William and I were 22 and 24 respectively when we started Plaid, and thus had a limited network of friends and colleagues from which we could hire. Our early recruiting efforts were therefore almost entirely outbound for the first few years. Our candidate pool is now more balanced across referrals, new grad, and inbound - but we still place a major emphasis on outbound sourcing.
Over the past five years, I’ve personally sent nearly 2,000 outbound sourcing emails, and our combined team has sent more than 10,000. We’ve iterated across a number of different tools, channels, and processes - a few of which I’ll share here. What we found was that outbound sourcing - if done correctly - can generate an consistent, high-quality candidate pool to serve as the baseline for your recruiting pipeline.
We’ve varied the channels we use to find candidates over the years, but have consistently found LinkedIn to be the best.
- Angellist.
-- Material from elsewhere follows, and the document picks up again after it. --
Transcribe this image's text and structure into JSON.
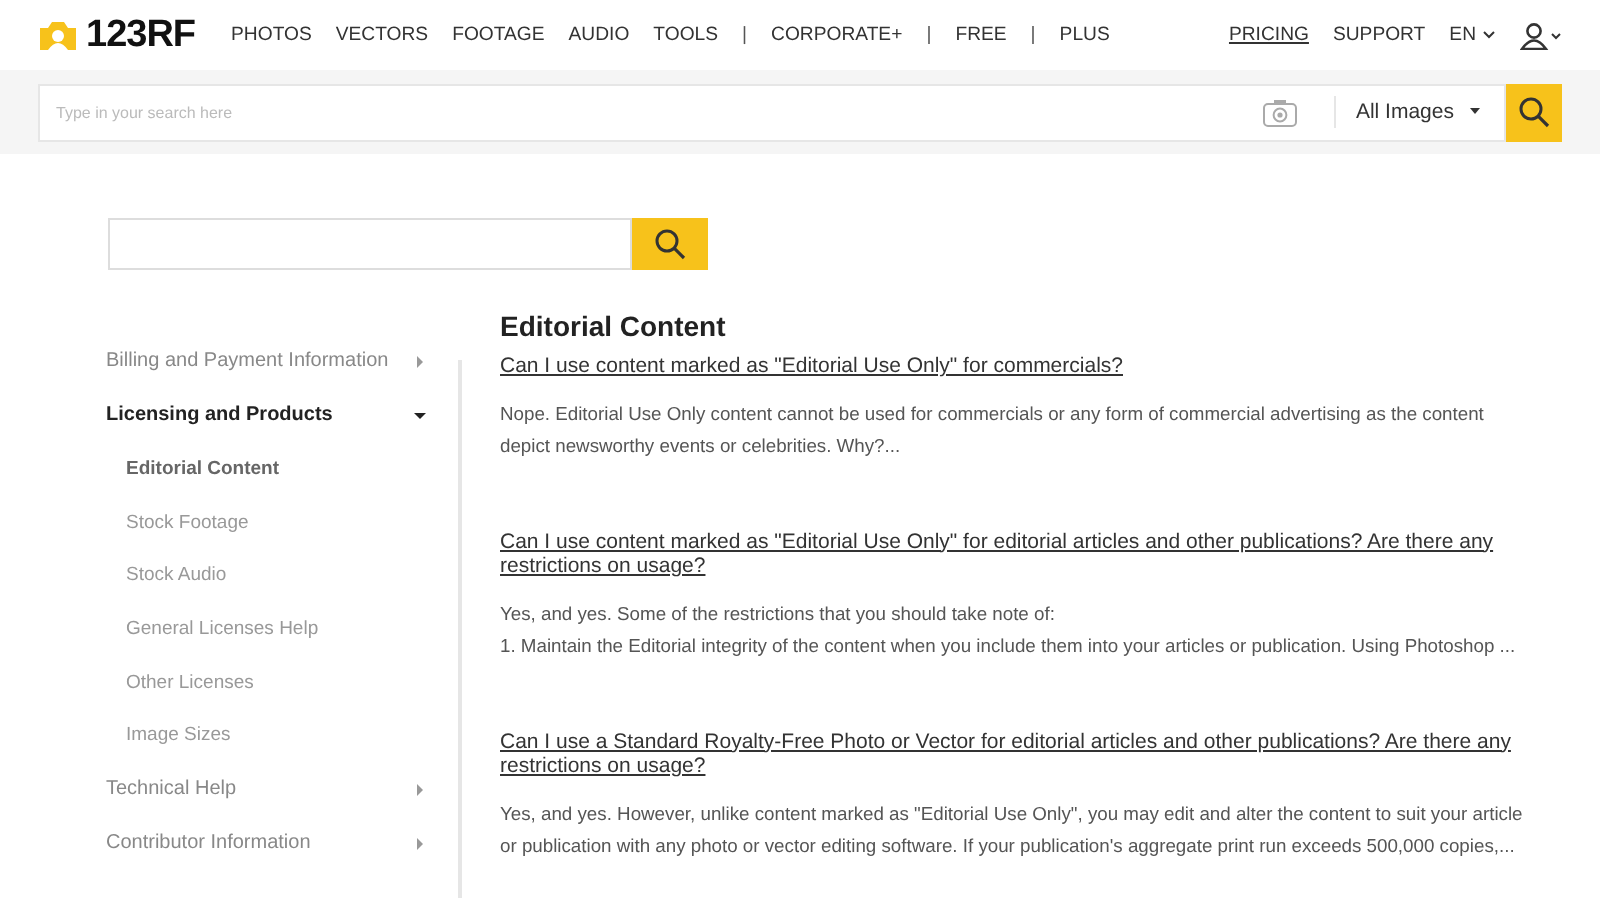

Historically, Angellist was an incredible — and often-overlooked (which means less competition) — source of candidates. Recently though, they launched a paid version of their jobs board called Source. It’s still good, but has much less engagement than the older free version. Be sure to filter by candidates that have been active in the last few weeks.
- GitHub. Incredible source of candidates, but difficult to geographically filter. Hard to build a local pipeline, but works well for distributed teams.
- Hired / AList / Triplebyte. Good if you’re desperate and are willing to pay, but it’s more valuable long-term to build your own funnel. These candidates are highly competitive and often more mercenary than mission-driven. They also tend to attract junior-to-mid-level candidates, and few senior engineers or managers.
- LinkedIn. This is the best place to identify candidates. Pay for an upgrade that gives you access to search filters (I recommend Sales Navigator), and spend some time learning to use their boolean search.
In general, email is the best communication channel — and for engineers, it’s the only one that works. Candidates for certain roles — especially Sales, BD, and Recruiting — will sometimes respond to InMail; however, I’ve found that on-platform communication channels at best generate the same response rate as email.
Now that you’ve identified a great candidate, how do you find their email? There are a set of plugins that match social profiles with email addresses. LinkedIn has a habit of buying these products and shutting them down (Rapportive, Connectifier), but ContactOut still works well. My favorite end-to-end product is TopFunnel. When searching for emails, try to avoid work addresses - it’s awkward to receive recruiting email on your company’s domain.
- Be brief. Say the bare minimum required to generate an in-person or phone chat. I’ve A/B tested a lot of emails, and find that lengthy descriptions of the company or the role reduce conversions. Don’t sell - it feels disingenuous, and is better done in-person.
- Personalize your message. Many cold emails sent by recruiters are poorly written copy-pastes, with no personalization. If you’re going to reach out, include a personal note to the candidate that shows you understand and appreciate them specifically.
- Follow up. I used to avoid sending follow-ups thinking that it might feel spammy, but after testing found that it nearly doubles the response rate. Many candidates simply forget to respond to the first email. If you do send follow-ups, be respectful and send only one.
- Send emails from non-recruiters. It’s much nicer to receive an email from an engineering manager than from a recruiter. William and I personally spend time sending cold emails, and expect our managers to do the same. As a candidate, it’s meaningful to see a personal email from a founder — and conversion rates will be much higher.
- Make sure you have time for follow-up. If you invite a candidate for coffee or lunch, make sure you actually have time to do it. A great candidate experience can turn into a horrible one if you have to reschedule multiple times. I often prefer to do a phone chat before suggesting an in-person meeting.
- Track and iterate. Keep track of your response rates, and test multiple strategies. There tend to be certain times of the day, week, and year that generate higher response rates for some roles.
Hey [Name] - Zach here, co-founder of Plaid. Wanted to see if you'd be open to discussing a role with us. The work you’ve been doing on [Project] at [Company] is fascinating, similar to [project at Plaid].
Would love to chat - do you have a few minutes to jump on the phone at some stage later this week or next?